Task directions: Within the data below, tally the lines that contain "title" and state only the total.

Entries provided:
* * * * *

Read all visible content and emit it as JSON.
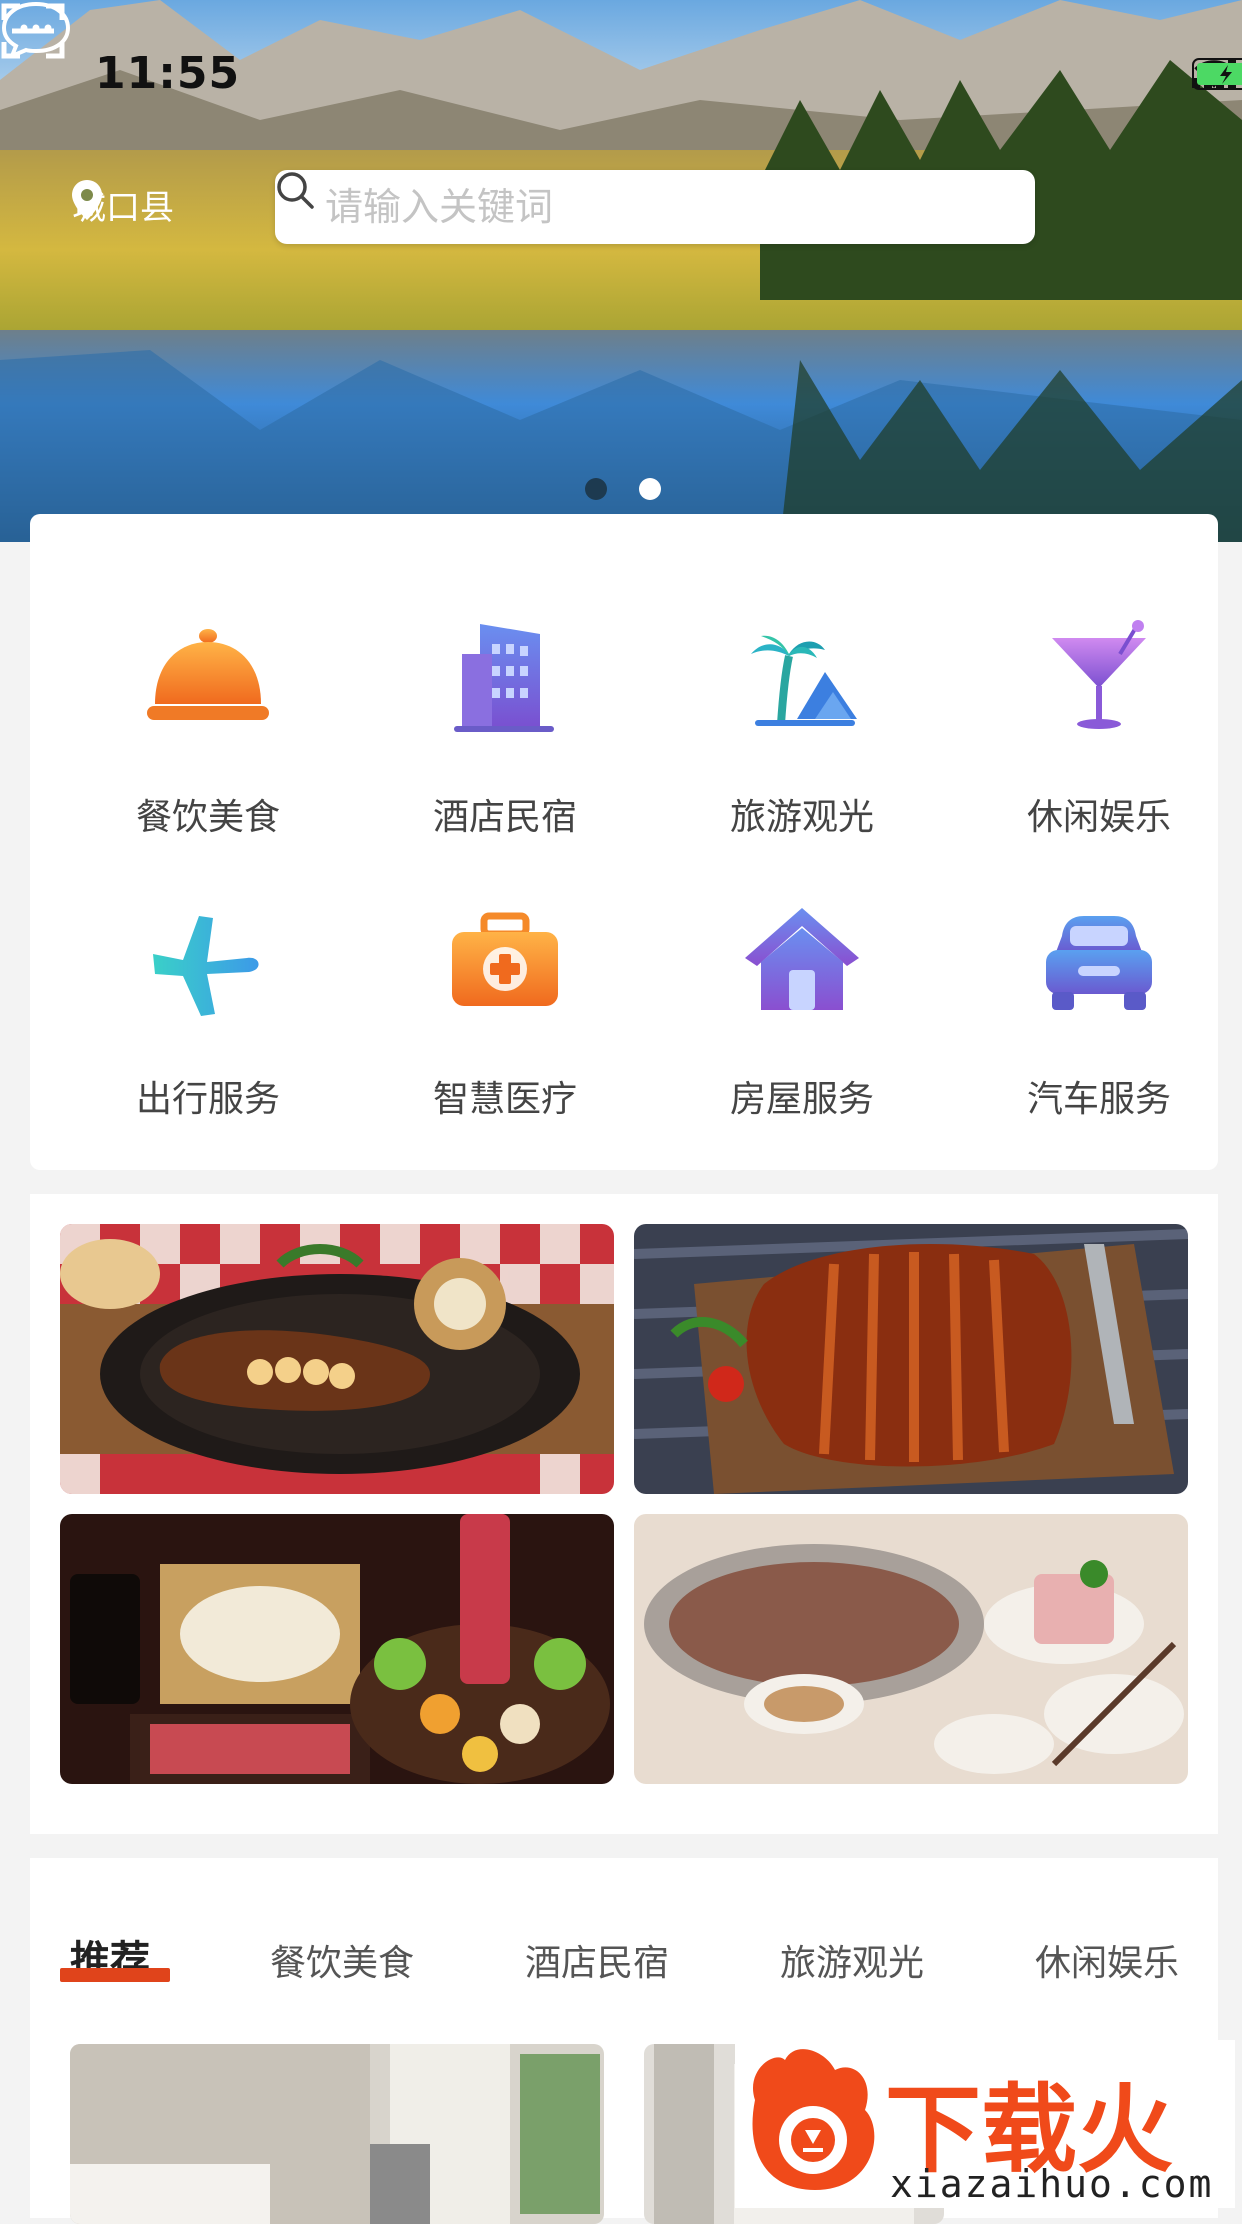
{
  "status_bar": {
    "time": "11:55"
  },
  "header": {
    "location": "城口县",
    "search_placeholder": "请输入关键词"
  },
  "banner": {
    "slides": 2,
    "active_index": 1
  },
  "categories": [
    {
      "label": "餐饮美食",
      "icon": "cloche-icon"
    },
    {
      "label": "酒店民宿",
      "icon": "building-icon"
    },
    {
      "label": "旅游观光",
      "icon": "palm-tree-icon"
    },
    {
      "label": "休闲娱乐",
      "icon": "cocktail-icon"
    },
    {
      "label": "出行服务",
      "icon": "airplane-icon"
    },
    {
      "label": "智慧医疗",
      "icon": "medical-kit-icon"
    },
    {
      "label": "房屋服务",
      "icon": "house-icon"
    },
    {
      "label": "汽车服务",
      "icon": "car-icon"
    }
  ],
  "food_images": [
    "steak-image",
    "roast-pork-image",
    "hotpot-ingredients-image",
    "hotpot-table-image"
  ],
  "tabs": [
    {
      "label": "推荐",
      "active": true
    },
    {
      "label": "餐饮美食",
      "active": false
    },
    {
      "label": "酒店民宿",
      "active": false
    },
    {
      "label": "旅游观光",
      "active": false
    },
    {
      "label": "休闲娱乐",
      "active": false
    }
  ],
  "watermark": {
    "brand": "下载火",
    "url": "xiazaihuo.com"
  },
  "colors": {
    "accent": "#e0441b",
    "orange": "#f58a2a",
    "purple": "#7a4fd0",
    "blue": "#3c7fe0",
    "teal": "#2bb3c6"
  }
}
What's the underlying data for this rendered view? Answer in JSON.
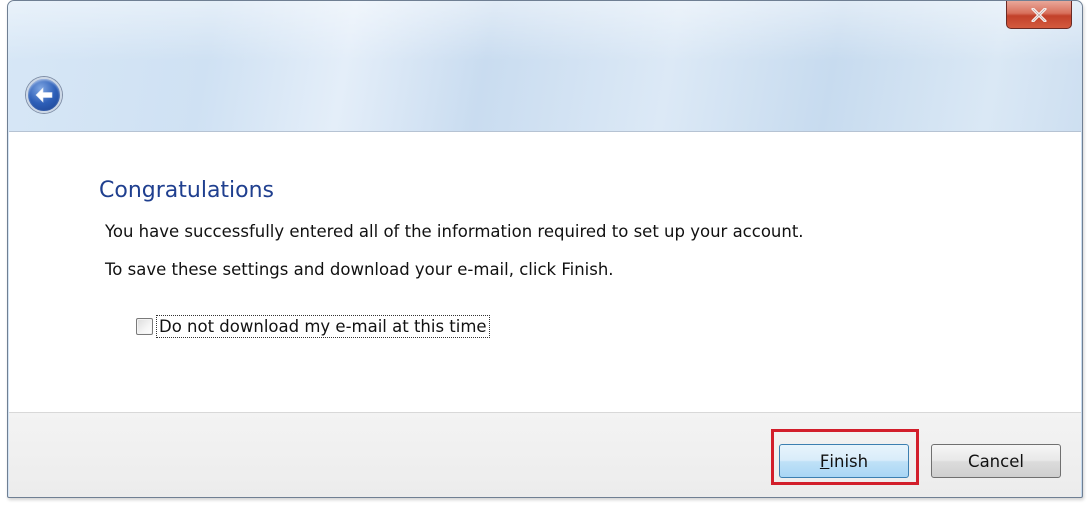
{
  "window": {
    "close_icon": "close-icon",
    "back_icon": "back-arrow-icon"
  },
  "content": {
    "title": "Congratulations",
    "line1": "You have successfully entered all of the information required to set up your account.",
    "line2": "To save these settings and download your e-mail, click Finish.",
    "checkbox_label": "Do not download my e-mail at this time",
    "checkbox_checked": false
  },
  "footer": {
    "finish_mnemonic": "F",
    "finish_rest": "inish",
    "cancel_label": "Cancel"
  },
  "colors": {
    "title": "#1f3f8f",
    "highlight": "#d21e2b",
    "close_button": "#c2412a"
  }
}
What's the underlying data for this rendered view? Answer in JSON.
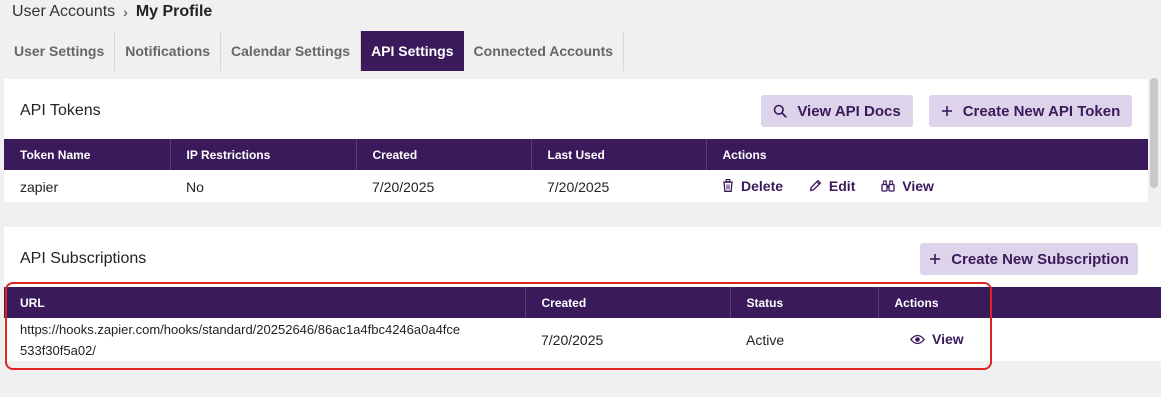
{
  "breadcrumb": {
    "parent": "User Accounts",
    "separator": "›",
    "current": "My Profile"
  },
  "tabs": [
    {
      "label": "User Settings"
    },
    {
      "label": "Notifications"
    },
    {
      "label": "Calendar Settings"
    },
    {
      "label": "API Settings",
      "active": true
    },
    {
      "label": "Connected Accounts"
    }
  ],
  "tokens": {
    "title": "API Tokens",
    "view_docs_label": "View API Docs",
    "create_label": "Create New API Token",
    "columns": [
      "Token Name",
      "IP Restrictions",
      "Created",
      "Last Used",
      "Actions"
    ],
    "rows": [
      {
        "name": "zapier",
        "ip": "No",
        "created": "7/20/2025",
        "last_used": "7/20/2025",
        "actions": {
          "delete": "Delete",
          "edit": "Edit",
          "view": "View"
        }
      }
    ]
  },
  "subscriptions": {
    "title": "API Subscriptions",
    "create_label": "Create New Subscription",
    "columns": [
      "URL",
      "Created",
      "Status",
      "Actions"
    ],
    "rows": [
      {
        "url_line1": "https://hooks.zapier.com/hooks/standard/20252646/86ac1a4fbc4246a0a4fce",
        "url_line2": "533f30f5a02/",
        "created": "7/20/2025",
        "status": "Active",
        "view": "View"
      }
    ]
  },
  "colors": {
    "primary": "#3b1a5c",
    "button_bg": "#ddd3ea",
    "highlight": "#e02424"
  }
}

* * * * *

The answer: 4